§ TASK INSTRUCTIONS
Tally the lines of the data that include the word "JSON". Only the number is to be returned.

━━━━━ SOURCE MATERIAL ━━━━━

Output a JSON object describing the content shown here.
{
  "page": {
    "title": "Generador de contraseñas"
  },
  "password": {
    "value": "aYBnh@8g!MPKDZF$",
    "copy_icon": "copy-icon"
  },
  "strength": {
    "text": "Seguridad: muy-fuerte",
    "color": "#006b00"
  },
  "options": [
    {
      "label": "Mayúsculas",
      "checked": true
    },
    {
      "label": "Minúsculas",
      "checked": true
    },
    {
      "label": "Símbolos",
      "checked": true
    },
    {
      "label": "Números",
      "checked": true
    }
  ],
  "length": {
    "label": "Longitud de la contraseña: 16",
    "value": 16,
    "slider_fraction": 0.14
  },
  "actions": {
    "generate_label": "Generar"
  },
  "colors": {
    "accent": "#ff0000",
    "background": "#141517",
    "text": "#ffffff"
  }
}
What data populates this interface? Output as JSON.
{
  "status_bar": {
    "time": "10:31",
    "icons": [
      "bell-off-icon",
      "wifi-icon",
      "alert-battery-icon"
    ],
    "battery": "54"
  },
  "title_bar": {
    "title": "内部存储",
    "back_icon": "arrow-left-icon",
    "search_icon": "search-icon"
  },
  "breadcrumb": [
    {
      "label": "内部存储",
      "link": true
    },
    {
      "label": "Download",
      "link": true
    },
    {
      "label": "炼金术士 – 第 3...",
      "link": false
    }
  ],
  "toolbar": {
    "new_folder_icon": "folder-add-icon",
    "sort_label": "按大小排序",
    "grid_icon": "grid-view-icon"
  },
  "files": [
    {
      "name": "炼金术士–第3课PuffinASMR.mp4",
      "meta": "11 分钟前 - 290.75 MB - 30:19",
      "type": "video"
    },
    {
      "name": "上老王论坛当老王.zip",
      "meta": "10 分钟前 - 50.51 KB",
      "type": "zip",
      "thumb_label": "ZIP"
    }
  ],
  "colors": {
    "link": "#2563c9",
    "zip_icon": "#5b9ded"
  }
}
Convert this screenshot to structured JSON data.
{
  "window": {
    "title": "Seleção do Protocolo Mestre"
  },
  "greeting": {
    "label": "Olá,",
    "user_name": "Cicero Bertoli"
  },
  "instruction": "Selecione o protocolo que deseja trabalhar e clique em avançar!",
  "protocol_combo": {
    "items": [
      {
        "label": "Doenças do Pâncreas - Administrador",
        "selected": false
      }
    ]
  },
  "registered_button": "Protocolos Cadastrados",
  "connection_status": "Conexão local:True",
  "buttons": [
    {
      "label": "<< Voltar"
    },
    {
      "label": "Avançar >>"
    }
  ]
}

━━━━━

§ ANSWER TO THE EXERCISE
3